Will any one be able to explain the use of “quadratic programming” in the context of curve construction via bootstrapping.

Heard it for the first time today!!

Some context might make any answer better. I have no idea what you mean by “curve construction”. What curve and how is it being constructed? Without knowing that, I couldn’t tell you how quadratic programming and bootstrapping would relate to it.

In case you’re not familiar with the other terms:

Quadratic programming is basically a way to minimize a quadratic function subject to constraints. For instance, minimizing the variance of a portfolio such that the weights sum to 1 is a quadratic programming problem. Also, it is possible to estimate least squares subject to constraints using a quadratic optimizer.

Bootstrapping is statistical technique used to generate distributions. I think wikipedia’s explanation is better than any I could do: “we take our original data set of N heights, and, using a computer, make a new sample (called a bootstrap sample) that is also of size N. This new sample is taken from the original using sampling with replacement so it is not identical with the original “real” sample. We repeat this a lot (maybe 1000 or 10,000 times), and for each of these bootstrap samples we compute its mean (each of these are called bootstrap estimates). We now have a histogram of bootstrap means. This provides an estimate of the shape of the distribution of the mean from which we can answer questions about how much the mean varies.”

Sounds like you are wanting to use quadratic programming (which is mostly used as an optimization technique in finance) to construct an efficient frontier, given means and covariances.

You’re likely to use bootstrapping to create a set of return sequences based on your initial data sample, but whose time-ordering of returns is randomized (this is also a useful purpose of bootstrapping - to see what your equity curve might look like if you mix up the order of your returns stream). Then repeat this over and over.

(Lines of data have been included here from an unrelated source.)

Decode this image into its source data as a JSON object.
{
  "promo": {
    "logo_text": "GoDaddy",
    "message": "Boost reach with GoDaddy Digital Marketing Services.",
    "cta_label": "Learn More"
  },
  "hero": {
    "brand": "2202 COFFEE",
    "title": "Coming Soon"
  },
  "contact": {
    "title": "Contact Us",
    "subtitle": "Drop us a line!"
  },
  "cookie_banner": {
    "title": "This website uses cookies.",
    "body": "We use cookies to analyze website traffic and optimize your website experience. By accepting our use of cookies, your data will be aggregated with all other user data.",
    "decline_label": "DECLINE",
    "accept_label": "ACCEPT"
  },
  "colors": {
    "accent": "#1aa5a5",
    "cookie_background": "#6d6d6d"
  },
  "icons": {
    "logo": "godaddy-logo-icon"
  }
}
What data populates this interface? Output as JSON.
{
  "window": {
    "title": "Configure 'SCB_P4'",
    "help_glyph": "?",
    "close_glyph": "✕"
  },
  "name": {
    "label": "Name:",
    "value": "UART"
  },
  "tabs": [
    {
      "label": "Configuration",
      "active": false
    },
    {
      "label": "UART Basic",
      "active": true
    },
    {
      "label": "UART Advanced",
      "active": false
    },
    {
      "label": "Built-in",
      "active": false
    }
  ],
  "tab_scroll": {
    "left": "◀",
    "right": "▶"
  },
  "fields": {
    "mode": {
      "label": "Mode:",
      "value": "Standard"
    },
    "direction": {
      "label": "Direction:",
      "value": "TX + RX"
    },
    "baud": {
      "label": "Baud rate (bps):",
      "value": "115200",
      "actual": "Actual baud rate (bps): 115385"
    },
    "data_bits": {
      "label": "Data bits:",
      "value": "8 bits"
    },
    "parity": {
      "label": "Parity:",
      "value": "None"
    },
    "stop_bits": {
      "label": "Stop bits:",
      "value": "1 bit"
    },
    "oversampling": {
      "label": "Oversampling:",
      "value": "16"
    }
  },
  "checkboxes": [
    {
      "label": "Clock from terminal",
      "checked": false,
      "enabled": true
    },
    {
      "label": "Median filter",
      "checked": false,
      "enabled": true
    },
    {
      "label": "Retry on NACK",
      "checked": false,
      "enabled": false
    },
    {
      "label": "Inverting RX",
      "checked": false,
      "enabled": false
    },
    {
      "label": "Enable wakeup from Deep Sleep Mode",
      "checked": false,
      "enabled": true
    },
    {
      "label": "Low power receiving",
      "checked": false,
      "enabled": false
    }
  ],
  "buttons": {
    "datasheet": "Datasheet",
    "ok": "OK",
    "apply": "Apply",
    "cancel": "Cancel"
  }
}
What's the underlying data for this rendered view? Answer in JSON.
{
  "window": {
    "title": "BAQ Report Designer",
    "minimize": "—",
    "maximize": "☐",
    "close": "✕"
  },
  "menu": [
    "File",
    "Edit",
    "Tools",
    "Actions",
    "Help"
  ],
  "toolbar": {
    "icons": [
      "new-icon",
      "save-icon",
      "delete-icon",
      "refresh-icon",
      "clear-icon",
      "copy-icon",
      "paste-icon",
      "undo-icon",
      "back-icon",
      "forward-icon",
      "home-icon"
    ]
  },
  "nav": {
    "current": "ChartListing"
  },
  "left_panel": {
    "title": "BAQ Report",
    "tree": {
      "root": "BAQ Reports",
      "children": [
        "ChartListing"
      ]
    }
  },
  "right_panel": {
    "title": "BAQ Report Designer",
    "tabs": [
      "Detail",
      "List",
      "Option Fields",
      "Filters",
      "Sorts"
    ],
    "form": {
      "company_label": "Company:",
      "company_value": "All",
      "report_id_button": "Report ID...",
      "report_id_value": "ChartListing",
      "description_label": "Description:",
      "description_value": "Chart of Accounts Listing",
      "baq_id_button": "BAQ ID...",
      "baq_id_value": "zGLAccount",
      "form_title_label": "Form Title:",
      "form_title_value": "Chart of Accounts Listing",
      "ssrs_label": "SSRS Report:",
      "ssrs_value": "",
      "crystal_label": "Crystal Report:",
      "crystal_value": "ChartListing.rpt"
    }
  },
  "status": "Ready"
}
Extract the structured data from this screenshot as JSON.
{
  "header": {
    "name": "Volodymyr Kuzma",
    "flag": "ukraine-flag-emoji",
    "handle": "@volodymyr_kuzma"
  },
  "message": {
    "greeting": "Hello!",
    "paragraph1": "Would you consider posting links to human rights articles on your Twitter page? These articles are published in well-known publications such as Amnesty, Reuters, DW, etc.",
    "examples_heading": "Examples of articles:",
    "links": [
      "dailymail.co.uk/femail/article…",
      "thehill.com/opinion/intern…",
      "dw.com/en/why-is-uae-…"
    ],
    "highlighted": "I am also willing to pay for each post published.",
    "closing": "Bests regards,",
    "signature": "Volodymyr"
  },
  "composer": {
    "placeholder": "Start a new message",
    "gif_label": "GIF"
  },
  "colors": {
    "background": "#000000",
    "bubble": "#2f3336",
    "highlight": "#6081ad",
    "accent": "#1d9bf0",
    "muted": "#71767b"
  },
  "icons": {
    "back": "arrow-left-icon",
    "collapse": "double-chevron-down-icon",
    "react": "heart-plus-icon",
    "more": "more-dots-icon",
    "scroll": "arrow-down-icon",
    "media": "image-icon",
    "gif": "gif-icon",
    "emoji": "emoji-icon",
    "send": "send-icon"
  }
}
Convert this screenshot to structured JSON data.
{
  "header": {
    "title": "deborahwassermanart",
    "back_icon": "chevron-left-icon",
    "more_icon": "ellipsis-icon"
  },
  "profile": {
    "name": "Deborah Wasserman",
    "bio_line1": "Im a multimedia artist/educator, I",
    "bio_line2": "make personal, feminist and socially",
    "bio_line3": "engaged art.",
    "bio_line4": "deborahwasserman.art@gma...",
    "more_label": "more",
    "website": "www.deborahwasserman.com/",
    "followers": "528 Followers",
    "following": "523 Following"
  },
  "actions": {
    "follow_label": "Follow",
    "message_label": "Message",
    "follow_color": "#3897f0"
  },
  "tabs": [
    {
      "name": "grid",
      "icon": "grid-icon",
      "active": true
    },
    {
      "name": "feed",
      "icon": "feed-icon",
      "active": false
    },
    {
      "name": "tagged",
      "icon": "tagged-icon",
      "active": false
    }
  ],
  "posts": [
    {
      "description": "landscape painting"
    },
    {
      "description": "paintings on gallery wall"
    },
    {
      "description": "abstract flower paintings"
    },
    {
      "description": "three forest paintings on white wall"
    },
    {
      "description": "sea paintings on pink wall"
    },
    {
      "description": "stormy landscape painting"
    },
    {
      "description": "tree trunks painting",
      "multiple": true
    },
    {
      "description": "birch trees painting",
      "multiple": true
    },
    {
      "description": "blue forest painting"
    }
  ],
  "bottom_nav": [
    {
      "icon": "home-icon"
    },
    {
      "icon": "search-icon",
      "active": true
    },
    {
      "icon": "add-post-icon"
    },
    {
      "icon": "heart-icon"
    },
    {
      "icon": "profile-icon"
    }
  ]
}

The idea is that the means and correlations might vary a little bit from realization to realization (one realization being one simulated returns stream). Since the constituents of the optimal portfolio can sometimes change dramatically based on small changes in inputs, this provides a one method to try to increase robustness of a portfolio allocation to small changes in the distributional characteristics.